There’s a thought experiment called the “infinite monkey theorem” that says, given an infinite amount of time, a monkey that randomly hits keys on a typewriter will eventually reproduce any body of text, including the complete works of William Shakespeare.

Maybe you’ve heard of this before? The thought experiment is meant to illustrate the principles of probability and how chance can lead to unexpected outcomes. It’s even been referenced in popular culture, from *The Simpsons* to *The Hitchhiker’s Guide to the Galaxy*.

However, according to a new study, that would take an *incredibly long time* to happen — far longer than the expected lifespan of the universe. In other words, it’s basically impossible for a monkey to actually type out Shakespeare’s works by mere random keystrokes.

Mathematicians Stephen Woodcock and Jay Falletta from University of Technology Sydney (UTS) decided to investigate the theorem in the context of our finite universe:

“The infinite monkey theorem assumes an infinite amount of time or an infinite number of monkeys. We decided to look at the probability that a given sequence of letters would be written by a finite number of monkeys within the expected lifetime of the universe.”

In the study, the researchers assumed a keyboard with 30 keys that included all letters and common punctuation marks. They used both a single monkey and the current global population of about 200,000 chimpanzees, and calculated a productive typing rate of one key per second until the universe ceases to exist.

The results showed that it’s possible (about a 5 percent chance) for a single chimpanzee to type the word “bananas” in its lifetime. But even with all the chimpanzees together, it’s near impossible that they would write the entire works of Shakespeare (about 884,647 words) before the universe ends in 10100 years. (Yes, that’s 1 followed by 100 zeros.)

The researchers concluded that it’s unlikely that monkey labor could ever be used as a realistic method of producing complex written works, even if they wrote faster or there were more chimpanzees.

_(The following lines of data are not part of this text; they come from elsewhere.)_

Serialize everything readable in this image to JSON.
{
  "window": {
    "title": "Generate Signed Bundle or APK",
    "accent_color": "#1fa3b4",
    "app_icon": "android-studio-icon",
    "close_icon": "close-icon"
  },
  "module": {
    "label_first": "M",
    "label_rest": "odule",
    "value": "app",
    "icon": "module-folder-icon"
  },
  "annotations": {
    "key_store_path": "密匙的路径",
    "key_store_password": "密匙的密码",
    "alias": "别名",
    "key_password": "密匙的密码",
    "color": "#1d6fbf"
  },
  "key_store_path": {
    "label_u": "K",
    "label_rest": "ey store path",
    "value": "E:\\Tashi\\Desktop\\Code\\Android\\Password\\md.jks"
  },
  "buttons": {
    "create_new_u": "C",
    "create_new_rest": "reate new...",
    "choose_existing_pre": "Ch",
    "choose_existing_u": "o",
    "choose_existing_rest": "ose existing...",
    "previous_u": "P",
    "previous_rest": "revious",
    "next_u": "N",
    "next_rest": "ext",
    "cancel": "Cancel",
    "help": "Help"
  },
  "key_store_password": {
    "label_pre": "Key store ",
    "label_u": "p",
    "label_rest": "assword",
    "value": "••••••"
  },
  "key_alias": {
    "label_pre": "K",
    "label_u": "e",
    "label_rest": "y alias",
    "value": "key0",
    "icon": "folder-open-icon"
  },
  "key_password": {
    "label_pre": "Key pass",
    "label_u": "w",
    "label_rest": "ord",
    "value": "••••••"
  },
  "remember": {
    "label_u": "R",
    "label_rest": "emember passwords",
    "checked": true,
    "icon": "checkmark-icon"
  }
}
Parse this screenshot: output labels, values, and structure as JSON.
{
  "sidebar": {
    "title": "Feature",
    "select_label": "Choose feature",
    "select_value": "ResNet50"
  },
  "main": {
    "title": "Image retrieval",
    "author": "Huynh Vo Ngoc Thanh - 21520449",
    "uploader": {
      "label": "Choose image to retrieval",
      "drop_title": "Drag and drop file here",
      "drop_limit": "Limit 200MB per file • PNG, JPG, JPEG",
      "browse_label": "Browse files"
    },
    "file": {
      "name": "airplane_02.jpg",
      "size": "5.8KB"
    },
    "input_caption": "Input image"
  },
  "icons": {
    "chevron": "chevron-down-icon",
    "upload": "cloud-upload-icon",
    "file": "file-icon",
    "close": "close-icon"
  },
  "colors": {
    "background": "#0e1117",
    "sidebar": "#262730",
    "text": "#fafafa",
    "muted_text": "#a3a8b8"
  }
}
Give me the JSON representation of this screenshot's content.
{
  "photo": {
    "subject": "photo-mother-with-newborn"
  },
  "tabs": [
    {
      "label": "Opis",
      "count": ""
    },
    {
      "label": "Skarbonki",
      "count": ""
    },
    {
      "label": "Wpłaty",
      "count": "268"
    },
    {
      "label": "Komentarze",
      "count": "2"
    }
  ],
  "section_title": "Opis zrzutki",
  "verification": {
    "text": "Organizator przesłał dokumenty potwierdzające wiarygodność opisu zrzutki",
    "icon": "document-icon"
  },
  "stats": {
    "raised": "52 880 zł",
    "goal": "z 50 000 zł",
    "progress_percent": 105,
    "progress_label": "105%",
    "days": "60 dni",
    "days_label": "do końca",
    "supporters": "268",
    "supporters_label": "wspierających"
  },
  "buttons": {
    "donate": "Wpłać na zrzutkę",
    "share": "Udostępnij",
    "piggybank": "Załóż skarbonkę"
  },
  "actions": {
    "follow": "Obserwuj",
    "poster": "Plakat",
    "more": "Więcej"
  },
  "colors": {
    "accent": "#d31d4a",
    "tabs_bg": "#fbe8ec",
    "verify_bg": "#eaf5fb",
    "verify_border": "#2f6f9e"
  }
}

There’s a thought experiment called the “infinite monkey theorem” that says, given an infinite amount of time, a monkey that randomly hits keys on a typewriter will eventually reproduce any body of text, including the complete works of William Shakespeare.

Maybe you’ve heard of this before? The thought experiment is meant to illustrate the principles of probability and how chance can lead to unexpected outcomes. It’s even been referenced in popular culture, from The Simpsons to The Hitchhiker’s Guide to the Galaxy.

However, according to a new study, that would take an incredibly long time to happen — far longer than the expected lifespan of the universe. In other words, it’s basically impossible for a monkey to actually type out Shakespeare’s works by mere random keystrokes.

Mathematicians Stephen Woodcock and Jay Falletta from University of Technology Sydney (UTS) decided to investigate the theorem in the context of our finite universe:

“The infinite monkey theorem assumes an infinite amount of time or an infinite number of monkeys. We decided to look at the probability that a given sequence of letters would be written by a finite number of monkeys within the expected lifetime of the universe.”

In the study, the researchers assumed a keyboard with 30 keys that included all letters and common punctuation marks. They used both a single monkey and the current global population of about 200,000 chimpanzees, and calculated a productive typing rate of one key per second until the universe ceases to exist.

The results showed that it’s possible (about a 5 percent chance) for a single chimpanzee to type the word “bananas” in its lifetime. But even with all the chimpanzees together, it’s near impossible that they would write the entire works of Shakespeare (about 884,647 words) before the universe ends in 10100 years. (Yes, that’s 1 followed by 100 zeros.)

The researchers concluded that it’s unlikely that monkey labor could ever be used as a realistic method of producing complex written works, even if they wrote faster or there were more chimpanzees. Read More